Website and app data records:
____________________

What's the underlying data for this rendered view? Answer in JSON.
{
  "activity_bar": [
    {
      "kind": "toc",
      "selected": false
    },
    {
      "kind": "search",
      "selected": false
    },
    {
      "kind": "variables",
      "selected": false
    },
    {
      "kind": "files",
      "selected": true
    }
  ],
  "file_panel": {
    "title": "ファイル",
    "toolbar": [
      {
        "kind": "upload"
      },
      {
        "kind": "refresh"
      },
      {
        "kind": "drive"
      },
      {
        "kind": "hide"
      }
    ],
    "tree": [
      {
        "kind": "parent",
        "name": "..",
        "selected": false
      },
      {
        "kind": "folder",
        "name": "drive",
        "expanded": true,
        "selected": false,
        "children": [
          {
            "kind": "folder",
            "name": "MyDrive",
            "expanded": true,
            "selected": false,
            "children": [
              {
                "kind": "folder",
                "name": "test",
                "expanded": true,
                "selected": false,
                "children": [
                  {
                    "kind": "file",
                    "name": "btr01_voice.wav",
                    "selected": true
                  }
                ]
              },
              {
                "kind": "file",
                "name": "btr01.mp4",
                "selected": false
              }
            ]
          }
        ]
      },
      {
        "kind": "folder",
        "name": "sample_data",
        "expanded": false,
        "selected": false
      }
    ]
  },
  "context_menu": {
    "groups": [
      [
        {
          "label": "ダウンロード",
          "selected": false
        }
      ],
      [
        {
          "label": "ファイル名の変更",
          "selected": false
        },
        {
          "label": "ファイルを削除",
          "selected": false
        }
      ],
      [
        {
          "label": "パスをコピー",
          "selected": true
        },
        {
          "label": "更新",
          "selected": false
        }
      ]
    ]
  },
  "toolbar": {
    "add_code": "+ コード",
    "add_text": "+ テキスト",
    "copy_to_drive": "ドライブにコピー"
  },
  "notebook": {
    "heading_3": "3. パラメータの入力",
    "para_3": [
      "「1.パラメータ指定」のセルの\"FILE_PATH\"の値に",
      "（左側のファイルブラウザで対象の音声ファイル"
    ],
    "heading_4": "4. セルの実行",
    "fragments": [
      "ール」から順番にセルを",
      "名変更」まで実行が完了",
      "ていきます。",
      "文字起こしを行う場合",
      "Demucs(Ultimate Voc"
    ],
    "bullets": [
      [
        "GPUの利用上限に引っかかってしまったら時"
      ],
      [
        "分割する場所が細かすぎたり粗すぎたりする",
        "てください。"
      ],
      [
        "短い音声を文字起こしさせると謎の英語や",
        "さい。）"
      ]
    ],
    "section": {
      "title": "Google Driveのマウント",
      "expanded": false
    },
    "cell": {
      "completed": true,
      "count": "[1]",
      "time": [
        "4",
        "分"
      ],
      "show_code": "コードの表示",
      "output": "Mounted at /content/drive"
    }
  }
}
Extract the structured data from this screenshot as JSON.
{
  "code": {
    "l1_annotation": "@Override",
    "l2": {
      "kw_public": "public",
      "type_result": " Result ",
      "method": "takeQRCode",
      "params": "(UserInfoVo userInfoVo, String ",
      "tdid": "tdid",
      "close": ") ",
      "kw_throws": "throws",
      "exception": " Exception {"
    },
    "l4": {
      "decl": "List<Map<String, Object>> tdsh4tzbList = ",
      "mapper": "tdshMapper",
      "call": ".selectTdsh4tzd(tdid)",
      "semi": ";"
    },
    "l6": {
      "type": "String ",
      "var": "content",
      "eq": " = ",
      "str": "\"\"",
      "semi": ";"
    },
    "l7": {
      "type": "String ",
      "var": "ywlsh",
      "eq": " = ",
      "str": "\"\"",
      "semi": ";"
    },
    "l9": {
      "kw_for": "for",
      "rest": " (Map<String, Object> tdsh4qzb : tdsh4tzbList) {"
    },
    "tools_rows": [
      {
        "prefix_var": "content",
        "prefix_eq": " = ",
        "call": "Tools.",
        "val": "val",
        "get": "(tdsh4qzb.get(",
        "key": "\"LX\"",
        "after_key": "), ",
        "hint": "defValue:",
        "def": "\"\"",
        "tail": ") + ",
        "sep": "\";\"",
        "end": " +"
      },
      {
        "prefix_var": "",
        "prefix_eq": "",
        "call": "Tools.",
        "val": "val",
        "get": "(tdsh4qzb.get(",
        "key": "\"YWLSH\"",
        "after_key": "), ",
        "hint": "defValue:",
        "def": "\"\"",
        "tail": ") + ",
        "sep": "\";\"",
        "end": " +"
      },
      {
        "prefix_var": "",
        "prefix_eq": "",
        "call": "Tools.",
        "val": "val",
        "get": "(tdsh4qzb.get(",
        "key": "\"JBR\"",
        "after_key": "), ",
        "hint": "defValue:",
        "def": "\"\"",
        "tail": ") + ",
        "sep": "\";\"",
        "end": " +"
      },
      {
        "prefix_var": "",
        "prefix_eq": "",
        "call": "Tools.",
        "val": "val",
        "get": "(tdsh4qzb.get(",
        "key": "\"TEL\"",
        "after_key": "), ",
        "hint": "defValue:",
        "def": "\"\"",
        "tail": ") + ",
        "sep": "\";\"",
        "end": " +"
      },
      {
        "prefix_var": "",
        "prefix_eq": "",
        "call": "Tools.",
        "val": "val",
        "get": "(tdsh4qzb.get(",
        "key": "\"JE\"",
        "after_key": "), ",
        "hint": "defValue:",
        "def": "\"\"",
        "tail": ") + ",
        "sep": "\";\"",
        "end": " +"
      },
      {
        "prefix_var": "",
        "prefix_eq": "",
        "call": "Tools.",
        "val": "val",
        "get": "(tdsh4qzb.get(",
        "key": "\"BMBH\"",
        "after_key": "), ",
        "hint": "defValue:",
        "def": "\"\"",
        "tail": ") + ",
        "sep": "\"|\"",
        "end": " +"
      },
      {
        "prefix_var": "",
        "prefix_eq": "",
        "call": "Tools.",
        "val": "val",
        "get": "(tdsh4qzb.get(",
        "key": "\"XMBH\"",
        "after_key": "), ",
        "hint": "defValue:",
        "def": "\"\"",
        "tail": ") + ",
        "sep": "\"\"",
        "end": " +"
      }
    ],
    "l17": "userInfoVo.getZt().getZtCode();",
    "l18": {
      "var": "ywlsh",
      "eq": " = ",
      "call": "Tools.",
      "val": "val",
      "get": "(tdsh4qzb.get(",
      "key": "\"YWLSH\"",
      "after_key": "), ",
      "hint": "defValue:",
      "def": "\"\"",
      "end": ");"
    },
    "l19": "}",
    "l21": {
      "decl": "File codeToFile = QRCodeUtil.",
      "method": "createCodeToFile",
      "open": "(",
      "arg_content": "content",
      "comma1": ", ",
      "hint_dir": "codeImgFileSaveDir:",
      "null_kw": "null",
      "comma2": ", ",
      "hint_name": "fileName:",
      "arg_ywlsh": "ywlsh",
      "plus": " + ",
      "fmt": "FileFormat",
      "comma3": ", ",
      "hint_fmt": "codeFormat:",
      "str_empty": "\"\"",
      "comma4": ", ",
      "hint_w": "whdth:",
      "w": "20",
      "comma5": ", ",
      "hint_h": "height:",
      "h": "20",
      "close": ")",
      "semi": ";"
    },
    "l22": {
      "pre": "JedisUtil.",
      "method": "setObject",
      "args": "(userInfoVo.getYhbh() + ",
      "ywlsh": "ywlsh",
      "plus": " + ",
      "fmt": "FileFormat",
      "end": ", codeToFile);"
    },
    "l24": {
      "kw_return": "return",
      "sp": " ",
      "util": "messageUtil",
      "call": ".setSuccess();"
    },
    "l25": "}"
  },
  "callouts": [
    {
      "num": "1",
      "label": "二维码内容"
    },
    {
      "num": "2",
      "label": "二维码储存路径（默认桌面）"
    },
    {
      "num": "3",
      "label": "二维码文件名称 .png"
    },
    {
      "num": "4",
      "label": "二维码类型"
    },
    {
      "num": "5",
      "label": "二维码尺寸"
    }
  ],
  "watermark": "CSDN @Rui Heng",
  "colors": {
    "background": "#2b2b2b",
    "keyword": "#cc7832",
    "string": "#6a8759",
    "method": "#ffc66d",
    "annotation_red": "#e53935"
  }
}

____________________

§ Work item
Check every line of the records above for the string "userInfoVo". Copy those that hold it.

§ Output below
      "params": "(UserInfoVo userInfoVo, String ",
    "l17": "userInfoVo.getZt().getZtCode();",
      "args": "(userInfoVo.getYhbh() + ",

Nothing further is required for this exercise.